**Required work:**
Write out the listing below in its entirety, minus the pictures, without changing a word.

====== Given entries

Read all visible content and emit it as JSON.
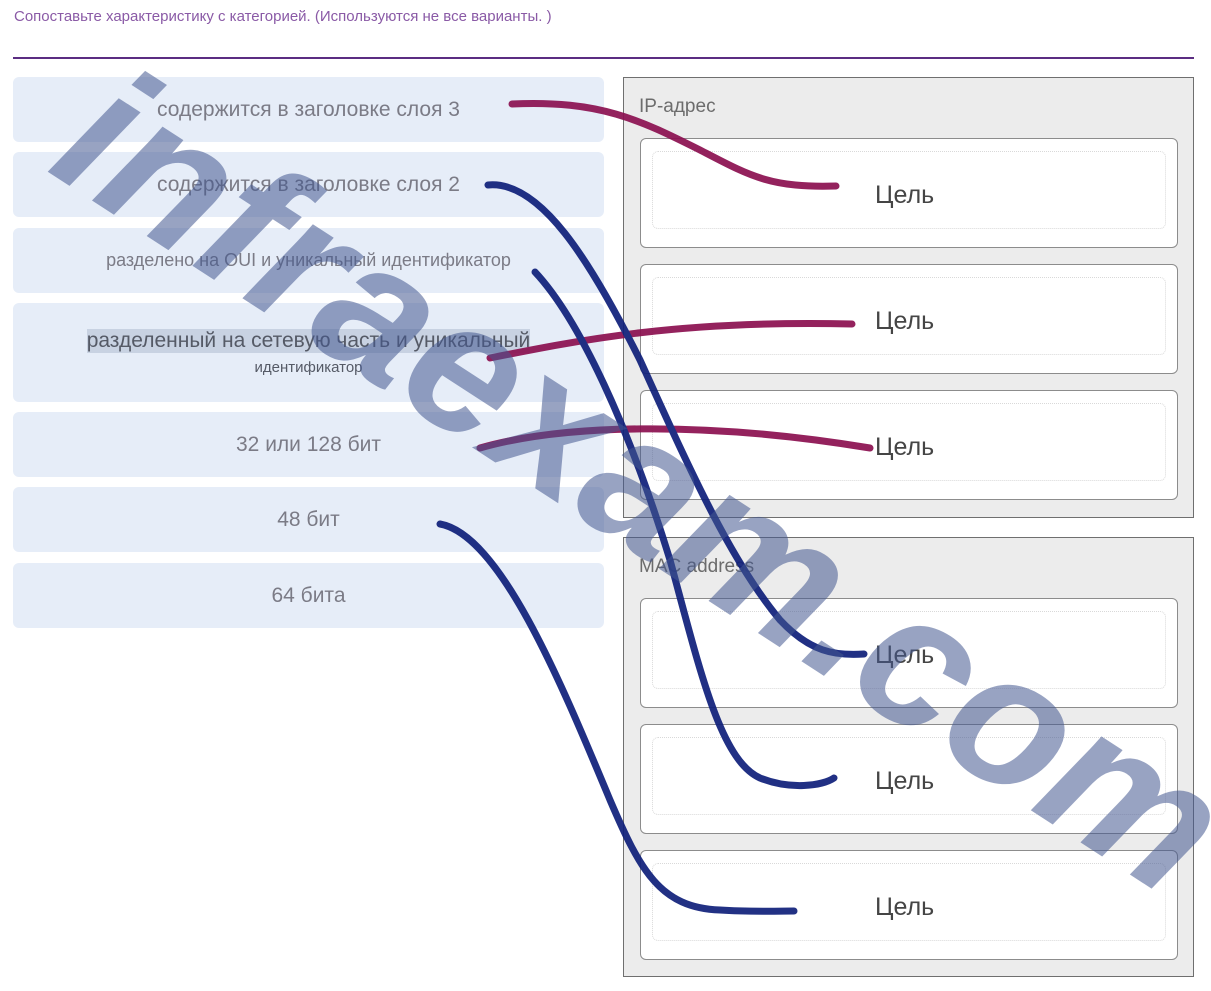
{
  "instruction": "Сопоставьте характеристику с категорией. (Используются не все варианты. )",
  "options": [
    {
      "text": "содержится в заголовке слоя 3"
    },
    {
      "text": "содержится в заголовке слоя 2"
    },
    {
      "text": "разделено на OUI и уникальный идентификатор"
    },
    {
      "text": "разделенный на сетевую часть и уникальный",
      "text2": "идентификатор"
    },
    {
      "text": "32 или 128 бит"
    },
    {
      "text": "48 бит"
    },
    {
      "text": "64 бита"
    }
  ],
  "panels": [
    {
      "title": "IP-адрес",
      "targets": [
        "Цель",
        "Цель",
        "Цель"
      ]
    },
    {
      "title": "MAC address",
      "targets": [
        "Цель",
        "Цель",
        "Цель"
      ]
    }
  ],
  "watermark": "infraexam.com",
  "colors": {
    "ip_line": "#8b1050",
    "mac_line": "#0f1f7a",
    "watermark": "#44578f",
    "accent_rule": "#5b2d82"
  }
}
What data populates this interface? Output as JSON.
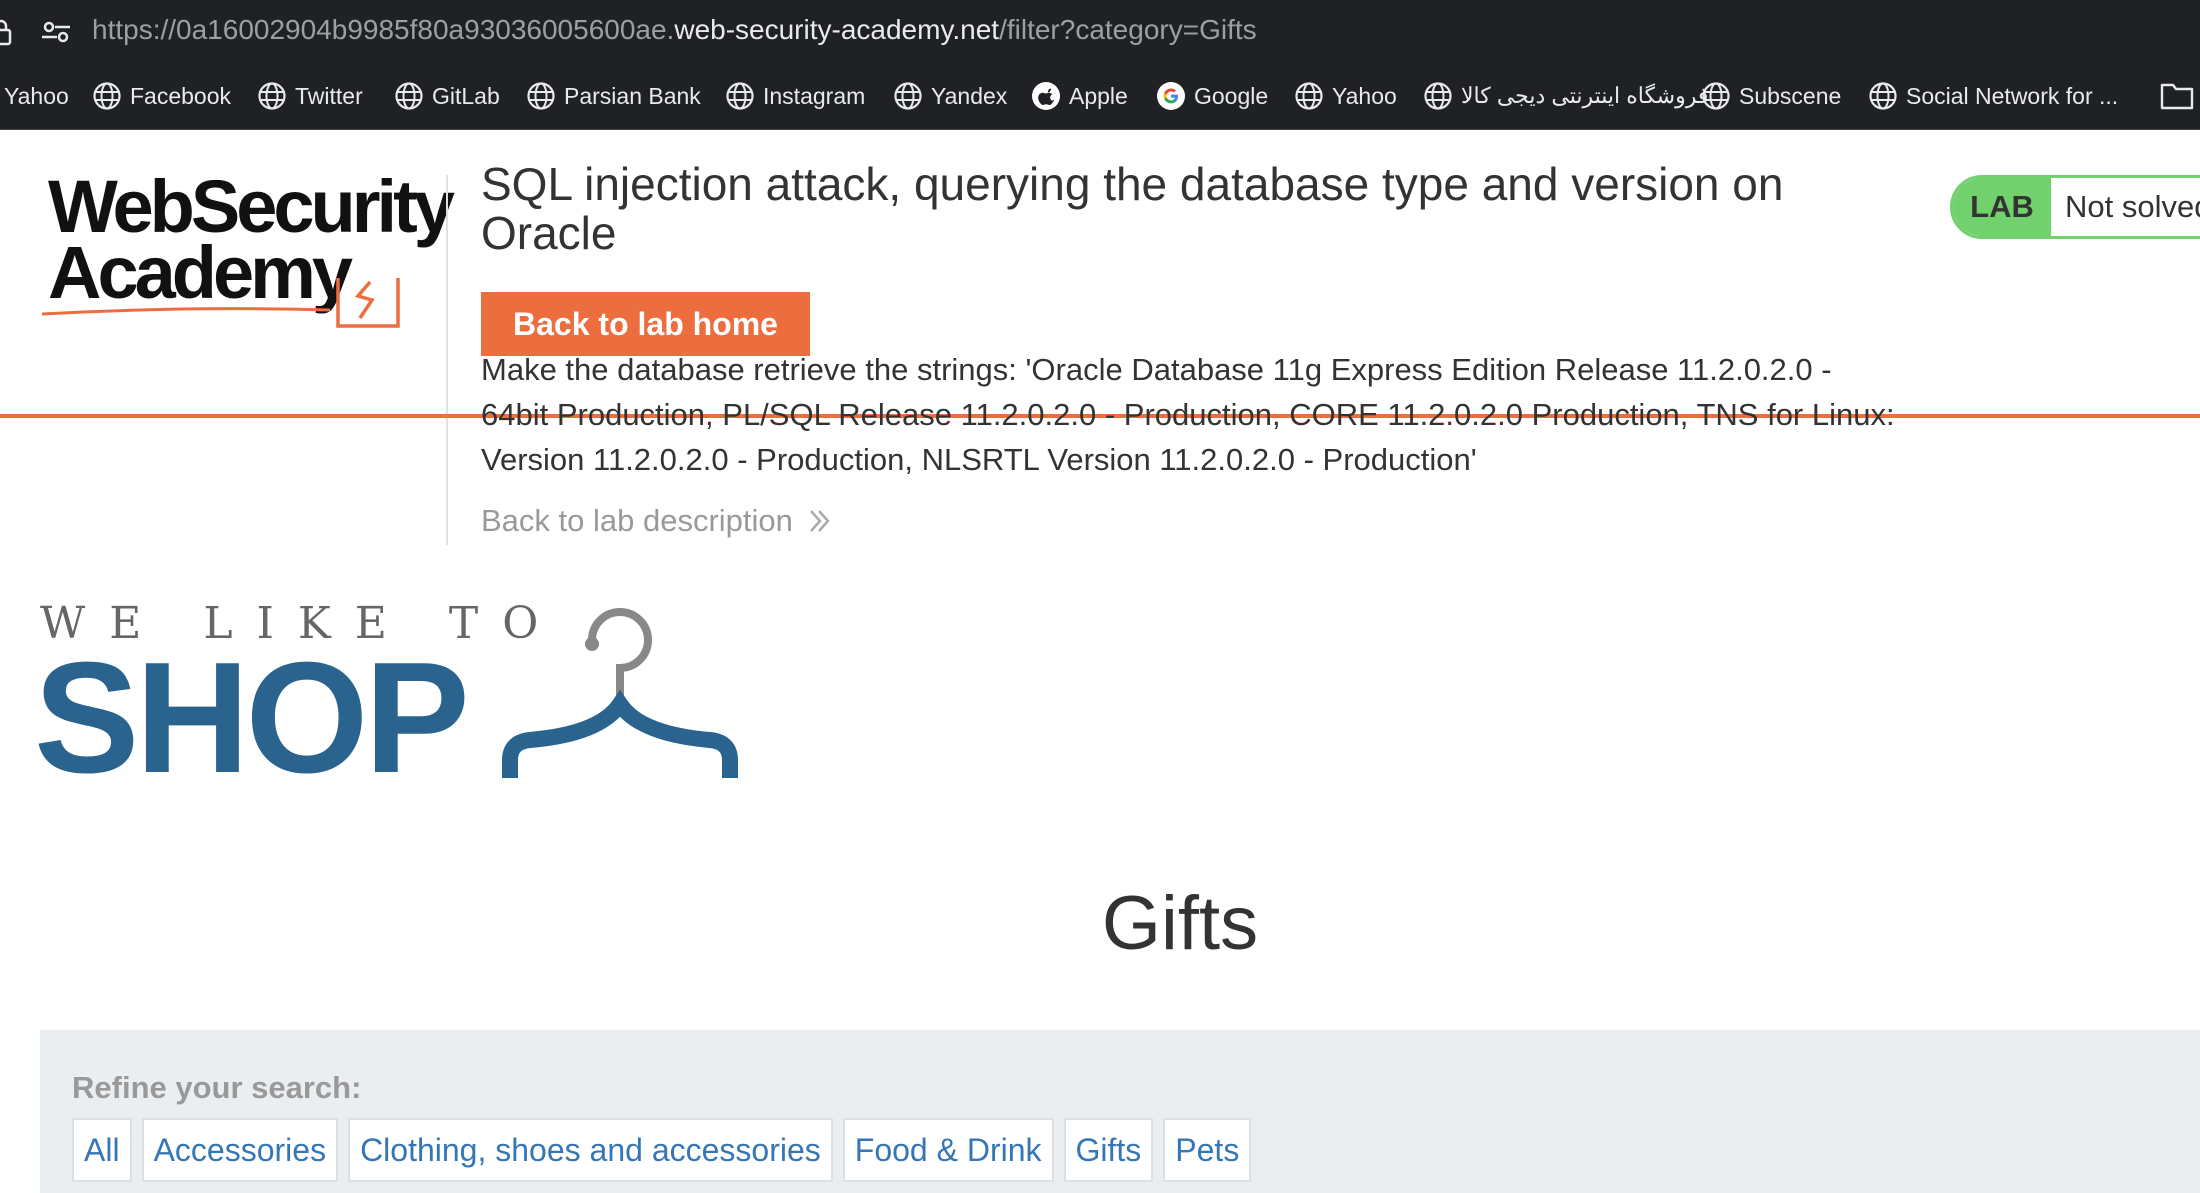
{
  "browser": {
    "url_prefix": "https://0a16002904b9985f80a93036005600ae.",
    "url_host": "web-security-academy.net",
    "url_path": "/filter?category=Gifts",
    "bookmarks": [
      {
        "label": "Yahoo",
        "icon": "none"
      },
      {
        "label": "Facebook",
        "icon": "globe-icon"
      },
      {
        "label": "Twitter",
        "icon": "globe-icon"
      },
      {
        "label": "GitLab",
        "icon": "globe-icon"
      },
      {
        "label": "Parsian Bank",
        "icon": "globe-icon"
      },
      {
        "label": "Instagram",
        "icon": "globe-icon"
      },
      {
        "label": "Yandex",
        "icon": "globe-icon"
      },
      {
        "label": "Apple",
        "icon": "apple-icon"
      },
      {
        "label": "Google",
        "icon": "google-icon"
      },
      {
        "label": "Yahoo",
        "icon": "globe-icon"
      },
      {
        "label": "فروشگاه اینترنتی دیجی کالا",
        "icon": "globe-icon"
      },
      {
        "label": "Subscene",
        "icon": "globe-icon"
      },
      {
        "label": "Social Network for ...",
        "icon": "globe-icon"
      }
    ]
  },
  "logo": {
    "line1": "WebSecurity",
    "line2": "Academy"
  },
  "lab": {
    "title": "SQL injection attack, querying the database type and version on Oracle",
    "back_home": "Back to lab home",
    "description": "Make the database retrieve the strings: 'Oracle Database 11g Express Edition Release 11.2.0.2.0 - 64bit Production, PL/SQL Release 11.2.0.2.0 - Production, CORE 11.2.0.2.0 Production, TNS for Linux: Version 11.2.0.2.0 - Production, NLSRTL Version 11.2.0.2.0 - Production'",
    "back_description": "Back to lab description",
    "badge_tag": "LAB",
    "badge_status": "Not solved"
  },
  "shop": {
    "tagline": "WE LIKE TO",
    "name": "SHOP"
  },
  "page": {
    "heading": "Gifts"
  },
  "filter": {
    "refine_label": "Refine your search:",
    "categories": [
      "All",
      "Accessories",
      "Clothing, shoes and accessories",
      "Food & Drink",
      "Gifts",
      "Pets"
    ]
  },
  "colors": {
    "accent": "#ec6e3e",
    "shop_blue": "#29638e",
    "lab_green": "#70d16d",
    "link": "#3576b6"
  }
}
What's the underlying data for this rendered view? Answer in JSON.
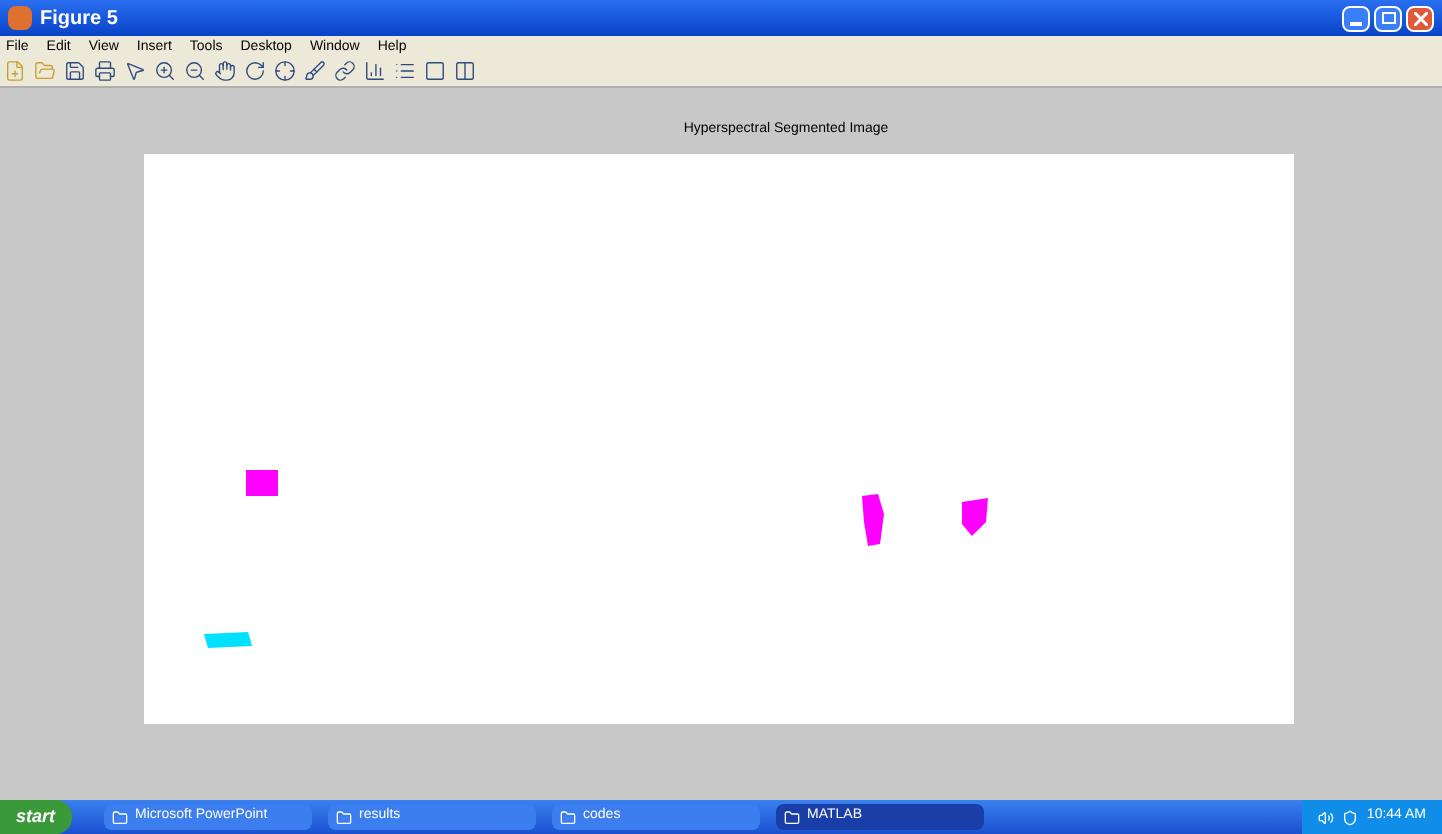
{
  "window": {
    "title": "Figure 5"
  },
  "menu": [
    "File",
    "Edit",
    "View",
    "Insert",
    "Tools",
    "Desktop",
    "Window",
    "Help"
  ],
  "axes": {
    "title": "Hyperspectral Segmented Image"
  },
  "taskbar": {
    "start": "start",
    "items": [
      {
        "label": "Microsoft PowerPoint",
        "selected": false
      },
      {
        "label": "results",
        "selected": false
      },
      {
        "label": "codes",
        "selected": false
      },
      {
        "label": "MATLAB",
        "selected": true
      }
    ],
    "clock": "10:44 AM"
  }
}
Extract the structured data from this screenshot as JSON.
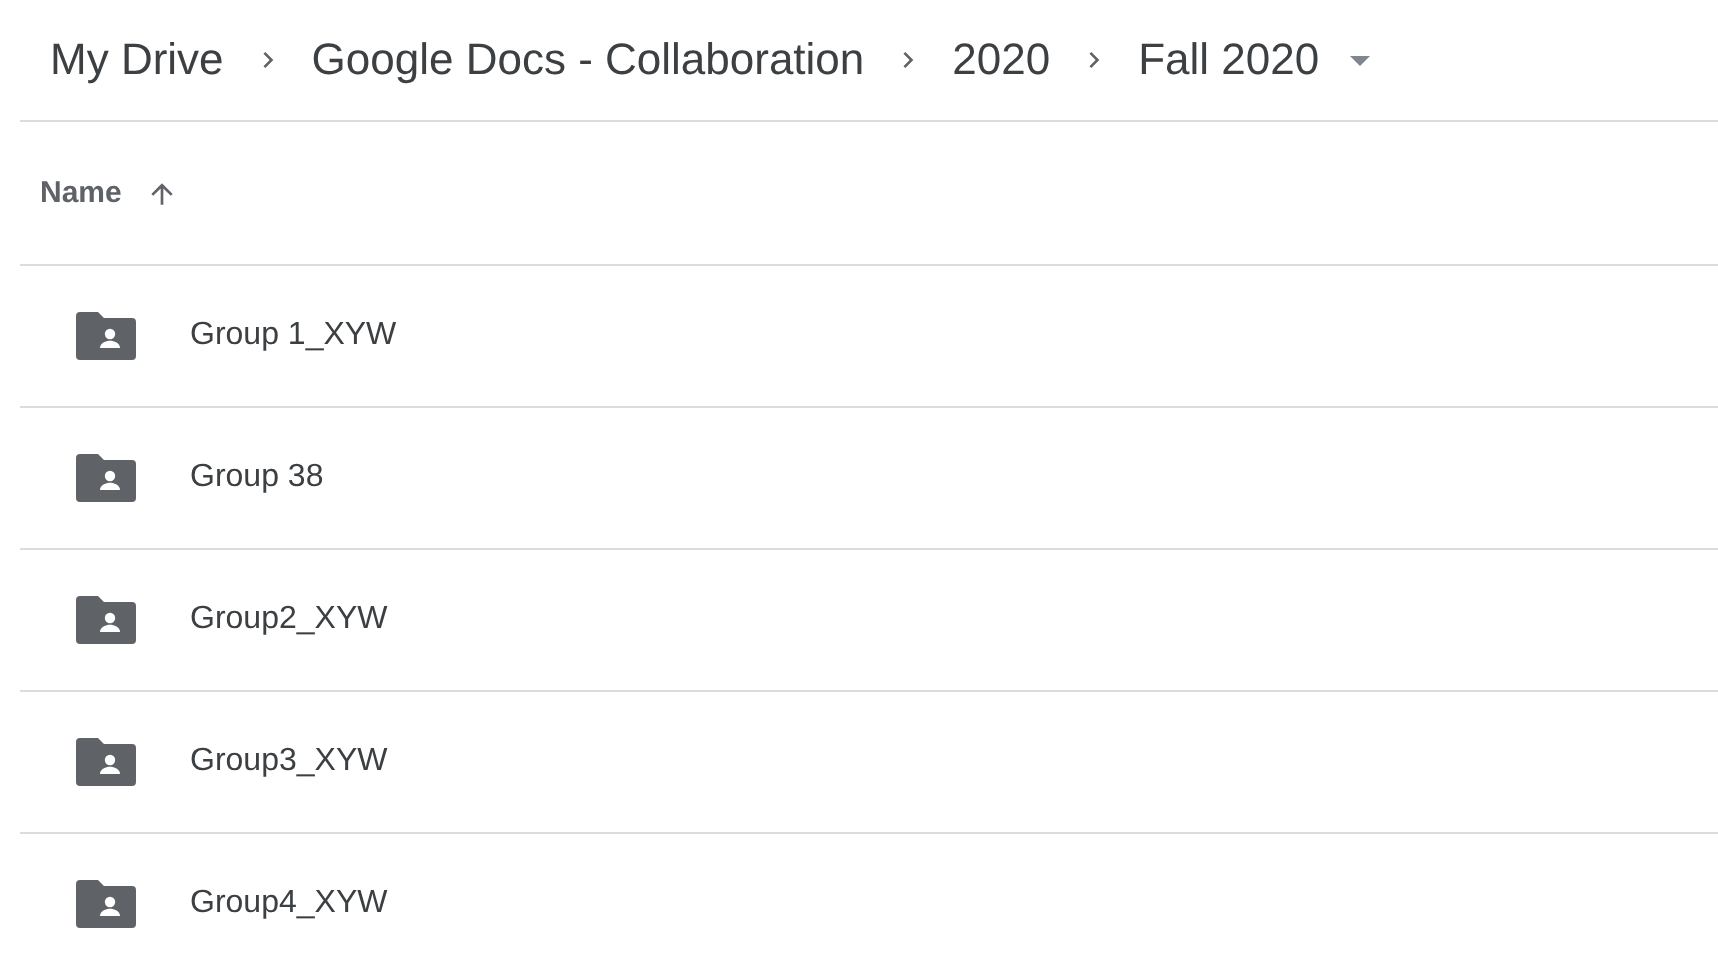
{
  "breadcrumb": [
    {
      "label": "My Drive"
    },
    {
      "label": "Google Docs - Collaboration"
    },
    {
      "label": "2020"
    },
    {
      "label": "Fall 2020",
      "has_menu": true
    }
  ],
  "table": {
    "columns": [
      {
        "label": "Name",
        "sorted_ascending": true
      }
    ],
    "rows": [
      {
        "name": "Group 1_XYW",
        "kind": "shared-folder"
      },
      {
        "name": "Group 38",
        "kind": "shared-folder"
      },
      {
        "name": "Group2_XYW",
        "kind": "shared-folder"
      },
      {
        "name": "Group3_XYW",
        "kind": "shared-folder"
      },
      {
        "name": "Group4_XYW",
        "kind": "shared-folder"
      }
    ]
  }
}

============

**Written solution:**
Read all visible content and emit it as JSON.
{
  "instruction": "Сопоставьте характеристику с категорией. (Используются не все варианты. )",
  "options": [
    {
      "text": "содержится в заголовке слоя 3"
    },
    {
      "text": "содержится в заголовке слоя 2"
    },
    {
      "text": "разделено на OUI и уникальный идентификатор"
    },
    {
      "text": "разделенный на сетевую часть и уникальный",
      "text2": "идентификатор"
    },
    {
      "text": "32 или 128 бит"
    },
    {
      "text": "48 бит"
    },
    {
      "text": "64 бита"
    }
  ],
  "panels": [
    {
      "title": "IP-адрес",
      "targets": [
        "Цель",
        "Цель",
        "Цель"
      ]
    },
    {
      "title": "MAC address",
      "targets": [
        "Цель",
        "Цель",
        "Цель"
      ]
    }
  ],
  "watermark": "infraexam.com",
  "colors": {
    "ip_line": "#8b1050",
    "mac_line": "#0f1f7a",
    "watermark": "#44578f",
    "accent_rule": "#5b2d82"
  }
}
What data populates this interface? Output as JSON.
{
  "browser": {
    "url_prefix": "https://0a16002904b9985f80a93036005600ae.",
    "url_host": "web-security-academy.net",
    "url_path": "/filter?category=Gifts",
    "bookmarks": [
      {
        "label": "Yahoo",
        "icon": "none"
      },
      {
        "label": "Facebook",
        "icon": "globe-icon"
      },
      {
        "label": "Twitter",
        "icon": "globe-icon"
      },
      {
        "label": "GitLab",
        "icon": "globe-icon"
      },
      {
        "label": "Parsian Bank",
        "icon": "globe-icon"
      },
      {
        "label": "Instagram",
        "icon": "globe-icon"
      },
      {
        "label": "Yandex",
        "icon": "globe-icon"
      },
      {
        "label": "Apple",
        "icon": "apple-icon"
      },
      {
        "label": "Google",
        "icon": "google-icon"
      },
      {
        "label": "Yahoo",
        "icon": "globe-icon"
      },
      {
        "label": "فروشگاه اینترنتی دیجی کالا",
        "icon": "globe-icon"
      },
      {
        "label": "Subscene",
        "icon": "globe-icon"
      },
      {
        "label": "Social Network for ...",
        "icon": "globe-icon"
      }
    ]
  },
  "logo": {
    "line1": "WebSecurity",
    "line2": "Academy"
  },
  "lab": {
    "title": "SQL injection attack, querying the database type and version on Oracle",
    "back_home": "Back to lab home",
    "description": "Make the database retrieve the strings: 'Oracle Database 11g Express Edition Release 11.2.0.2.0 - 64bit Production, PL/SQL Release 11.2.0.2.0 - Production, CORE 11.2.0.2.0 Production, TNS for Linux: Version 11.2.0.2.0 - Production, NLSRTL Version 11.2.0.2.0 - Production'",
    "back_description": "Back to lab description",
    "badge_tag": "LAB",
    "badge_status": "Not solved"
  },
  "shop": {
    "tagline": "WE LIKE TO",
    "name": "SHOP"
  },
  "page": {
    "heading": "Gifts"
  },
  "filter": {
    "refine_label": "Refine your search:",
    "categories": [
      "All",
      "Accessories",
      "Clothing, shoes and accessories",
      "Food & Drink",
      "Gifts",
      "Pets"
    ]
  },
  "colors": {
    "accent": "#ec6e3e",
    "shop_blue": "#29638e",
    "lab_green": "#70d16d",
    "link": "#3576b6"
  }
}
What's the underlying data for this rendered view? Answer in JSON.
{
  "window": {
    "title": "Figure 5"
  },
  "menu": [
    "File",
    "Edit",
    "View",
    "Insert",
    "Tools",
    "Desktop",
    "Window",
    "Help"
  ],
  "axes": {
    "title": "Hyperspectral Segmented Image"
  },
  "taskbar": {
    "start": "start",
    "items": [
      {
        "label": "Microsoft PowerPoint",
        "selected": false
      },
      {
        "label": "results",
        "selected": false
      },
      {
        "label": "codes",
        "selected": false
      },
      {
        "label": "MATLAB",
        "selected": true
      }
    ],
    "clock": "10:44 AM"
  }
}
Extract the structured data from this screenshot as JSON.
{
  "breadcrumb": [
    {
      "label": "My Drive"
    },
    {
      "label": "Google Docs - Collaboration"
    },
    {
      "label": "2020"
    },
    {
      "label": "Fall 2020",
      "has_menu": true
    }
  ],
  "table": {
    "columns": [
      {
        "label": "Name",
        "sorted_ascending": true
      }
    ],
    "rows": [
      {
        "name": "Group 1_XYW",
        "kind": "shared-folder"
      },
      {
        "name": "Group 38",
        "kind": "shared-folder"
      },
      {
        "name": "Group2_XYW",
        "kind": "shared-folder"
      },
      {
        "name": "Group3_XYW",
        "kind": "shared-folder"
      },
      {
        "name": "Group4_XYW",
        "kind": "shared-folder"
      }
    ]
  }
}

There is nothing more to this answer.